[Interface dataset entries]
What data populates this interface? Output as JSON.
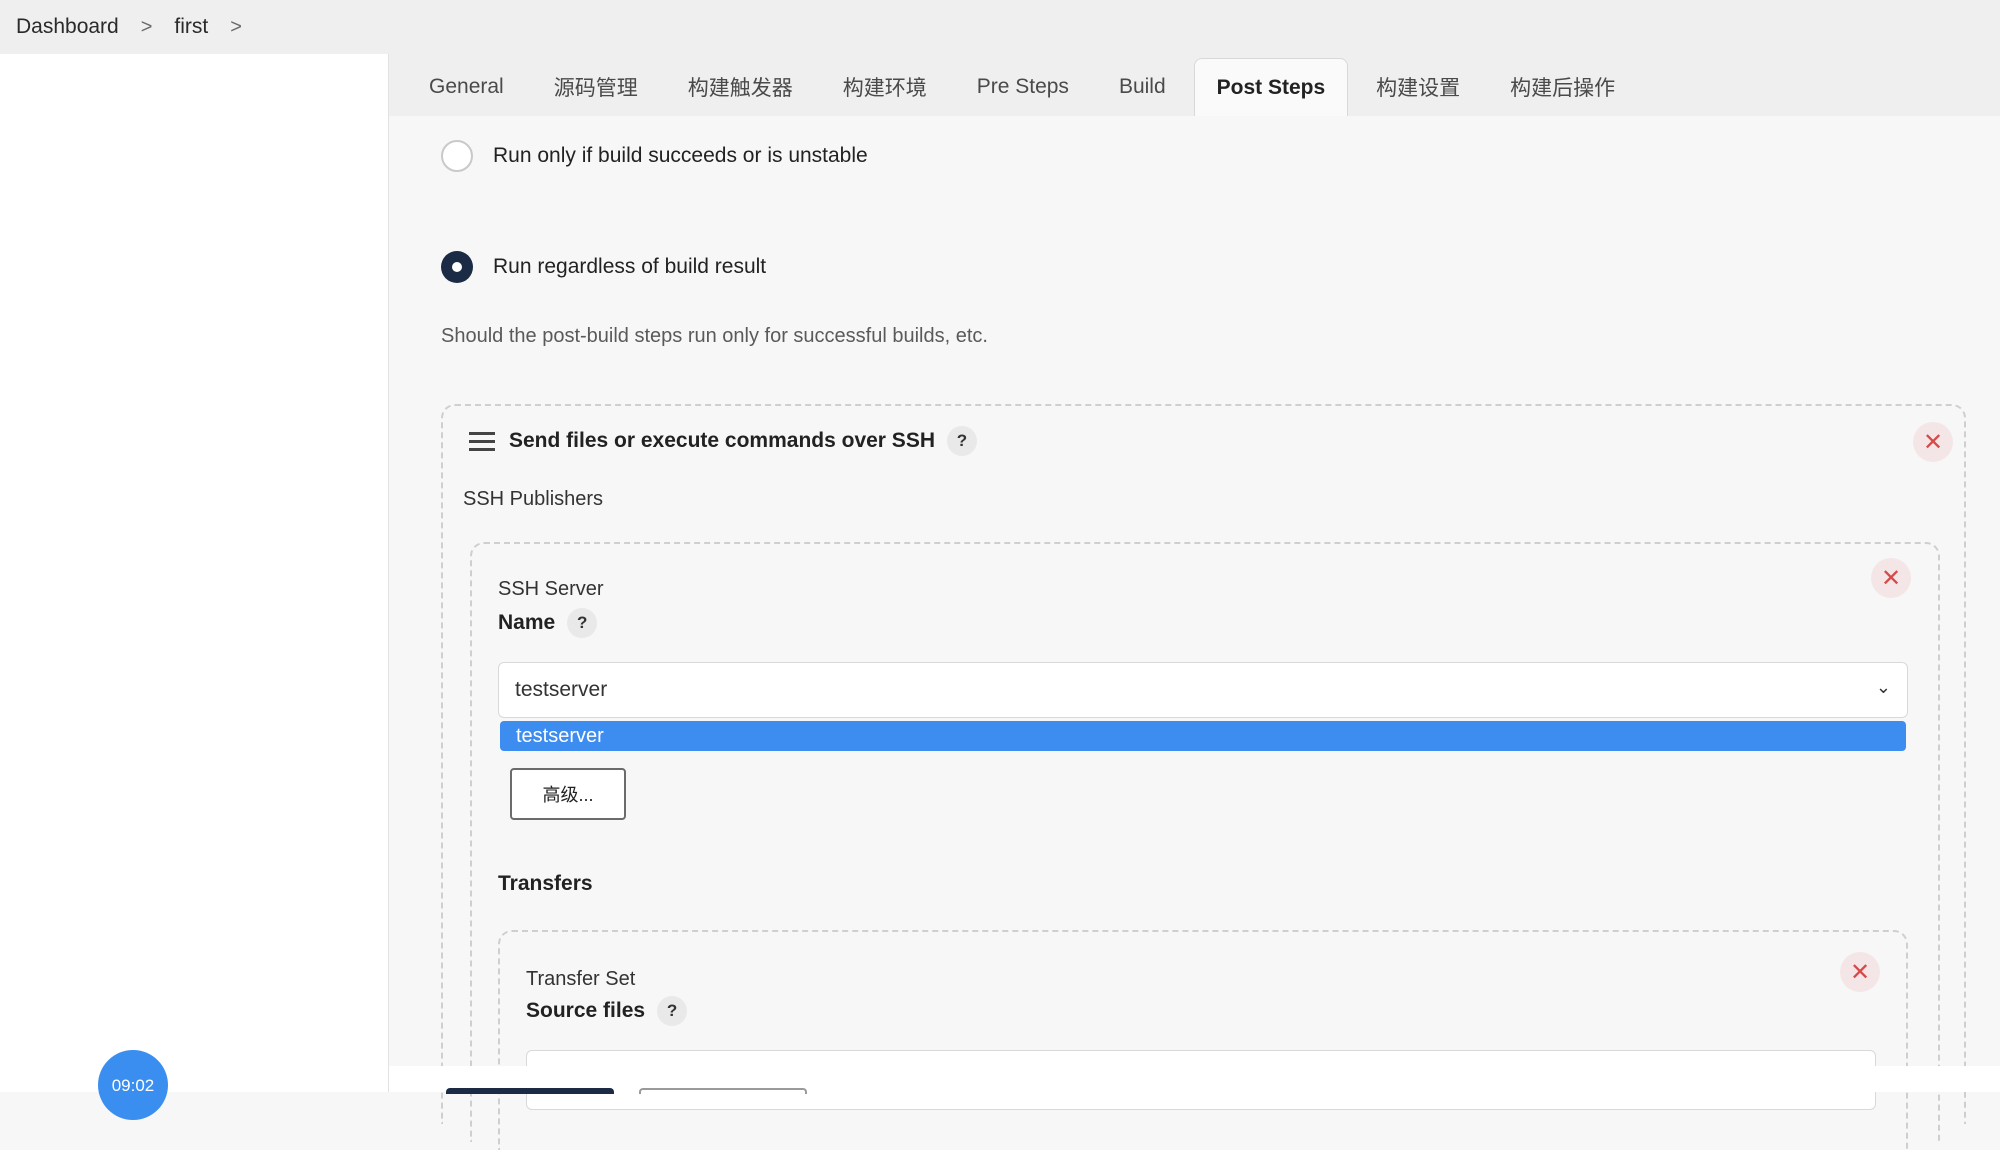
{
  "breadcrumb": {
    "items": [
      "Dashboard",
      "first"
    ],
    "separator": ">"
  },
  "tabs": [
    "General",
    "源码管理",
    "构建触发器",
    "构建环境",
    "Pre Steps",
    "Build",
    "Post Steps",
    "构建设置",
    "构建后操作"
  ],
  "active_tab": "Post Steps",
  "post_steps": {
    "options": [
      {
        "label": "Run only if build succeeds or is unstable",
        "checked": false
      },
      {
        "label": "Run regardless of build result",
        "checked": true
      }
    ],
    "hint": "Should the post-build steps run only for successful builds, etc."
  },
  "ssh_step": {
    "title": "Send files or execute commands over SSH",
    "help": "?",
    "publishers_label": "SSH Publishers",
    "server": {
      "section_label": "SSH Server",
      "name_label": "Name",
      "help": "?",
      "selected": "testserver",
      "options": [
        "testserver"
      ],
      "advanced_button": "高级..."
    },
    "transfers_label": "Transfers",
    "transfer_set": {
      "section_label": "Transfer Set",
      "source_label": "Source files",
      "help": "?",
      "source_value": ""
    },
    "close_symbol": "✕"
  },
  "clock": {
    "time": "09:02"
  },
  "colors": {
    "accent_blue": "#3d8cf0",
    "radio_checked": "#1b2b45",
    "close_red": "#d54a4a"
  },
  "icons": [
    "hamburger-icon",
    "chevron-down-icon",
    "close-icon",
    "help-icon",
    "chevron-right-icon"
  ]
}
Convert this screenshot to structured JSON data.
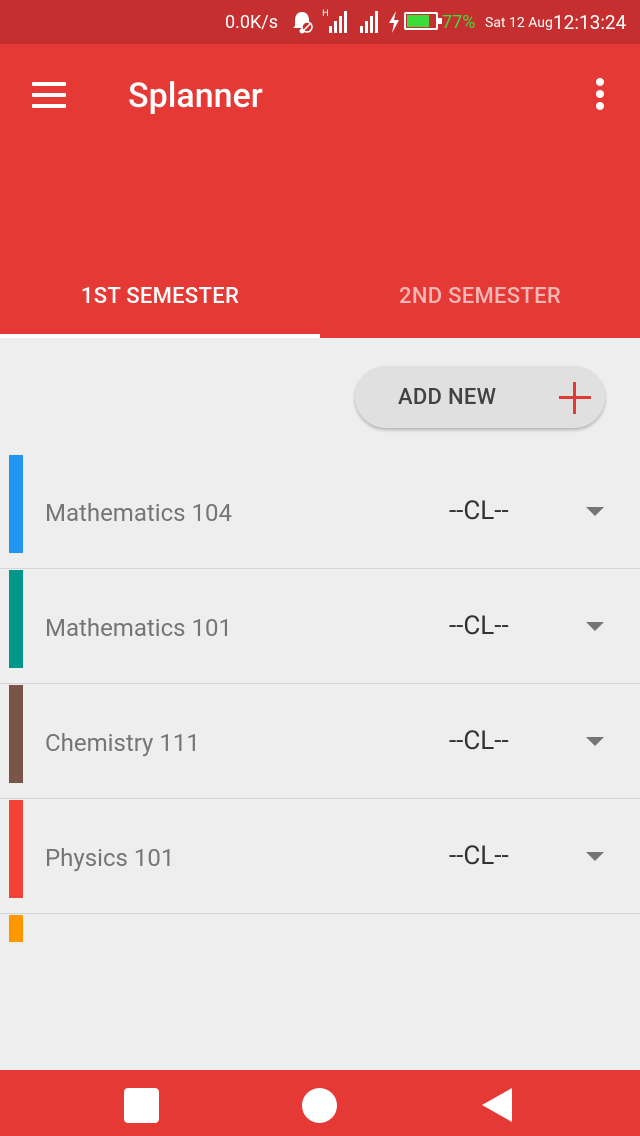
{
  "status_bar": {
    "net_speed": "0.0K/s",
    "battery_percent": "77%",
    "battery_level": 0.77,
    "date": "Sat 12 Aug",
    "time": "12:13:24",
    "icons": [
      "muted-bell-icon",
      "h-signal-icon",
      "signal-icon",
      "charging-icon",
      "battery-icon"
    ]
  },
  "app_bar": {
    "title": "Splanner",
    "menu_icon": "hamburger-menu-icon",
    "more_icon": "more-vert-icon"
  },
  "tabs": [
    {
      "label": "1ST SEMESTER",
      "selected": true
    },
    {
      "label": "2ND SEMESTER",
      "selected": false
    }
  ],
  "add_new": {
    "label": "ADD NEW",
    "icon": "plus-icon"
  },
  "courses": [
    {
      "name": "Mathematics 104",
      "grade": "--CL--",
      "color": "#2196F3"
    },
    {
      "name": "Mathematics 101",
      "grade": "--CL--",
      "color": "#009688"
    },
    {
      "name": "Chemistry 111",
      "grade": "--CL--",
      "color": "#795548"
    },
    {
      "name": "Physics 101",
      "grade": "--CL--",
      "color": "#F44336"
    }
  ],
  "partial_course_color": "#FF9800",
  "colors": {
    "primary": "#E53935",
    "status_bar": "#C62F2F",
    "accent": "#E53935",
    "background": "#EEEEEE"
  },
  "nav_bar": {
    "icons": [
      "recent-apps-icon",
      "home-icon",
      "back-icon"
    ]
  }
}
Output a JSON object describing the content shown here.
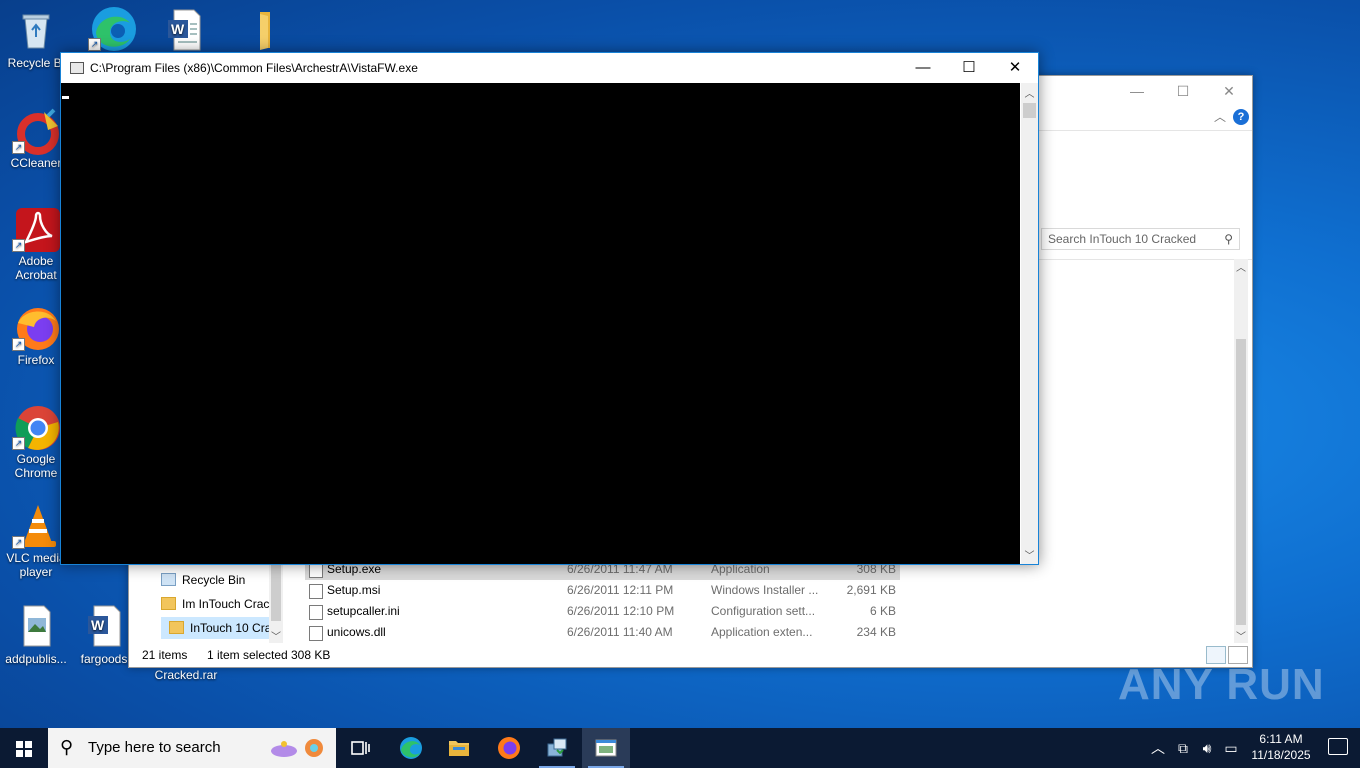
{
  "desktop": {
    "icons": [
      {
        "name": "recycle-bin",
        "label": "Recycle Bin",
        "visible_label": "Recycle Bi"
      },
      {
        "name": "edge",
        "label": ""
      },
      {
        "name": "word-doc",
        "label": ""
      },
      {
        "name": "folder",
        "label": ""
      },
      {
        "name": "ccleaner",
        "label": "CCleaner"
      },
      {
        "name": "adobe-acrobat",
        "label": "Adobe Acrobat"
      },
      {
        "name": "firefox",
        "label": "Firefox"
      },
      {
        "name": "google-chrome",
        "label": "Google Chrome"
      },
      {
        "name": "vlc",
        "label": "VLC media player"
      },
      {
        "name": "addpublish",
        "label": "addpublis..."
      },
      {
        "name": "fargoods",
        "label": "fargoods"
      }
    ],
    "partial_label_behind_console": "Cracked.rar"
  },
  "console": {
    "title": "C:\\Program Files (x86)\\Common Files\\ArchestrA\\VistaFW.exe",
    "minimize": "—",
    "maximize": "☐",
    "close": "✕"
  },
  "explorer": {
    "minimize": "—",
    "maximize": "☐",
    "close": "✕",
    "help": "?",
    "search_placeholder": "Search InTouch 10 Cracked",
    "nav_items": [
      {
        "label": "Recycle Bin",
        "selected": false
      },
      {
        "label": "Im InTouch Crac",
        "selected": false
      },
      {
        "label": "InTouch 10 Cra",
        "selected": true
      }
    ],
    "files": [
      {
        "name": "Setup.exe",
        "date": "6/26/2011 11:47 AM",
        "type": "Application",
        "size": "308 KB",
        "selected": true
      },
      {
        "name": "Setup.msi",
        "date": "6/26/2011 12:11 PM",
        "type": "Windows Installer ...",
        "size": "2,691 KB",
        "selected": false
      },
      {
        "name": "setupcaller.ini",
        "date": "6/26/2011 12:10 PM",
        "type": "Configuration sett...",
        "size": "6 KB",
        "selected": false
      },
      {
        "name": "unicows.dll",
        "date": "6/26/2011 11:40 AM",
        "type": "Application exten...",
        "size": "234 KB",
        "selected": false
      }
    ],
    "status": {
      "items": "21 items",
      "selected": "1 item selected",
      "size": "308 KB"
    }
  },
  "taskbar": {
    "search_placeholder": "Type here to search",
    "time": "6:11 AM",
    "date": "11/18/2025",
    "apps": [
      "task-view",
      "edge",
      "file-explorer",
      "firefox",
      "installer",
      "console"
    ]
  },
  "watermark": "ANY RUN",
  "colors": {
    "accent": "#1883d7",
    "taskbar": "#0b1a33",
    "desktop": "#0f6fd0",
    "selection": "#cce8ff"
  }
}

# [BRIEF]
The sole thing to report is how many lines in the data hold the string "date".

# [SOLUTION TO THIS PROBLEM]
6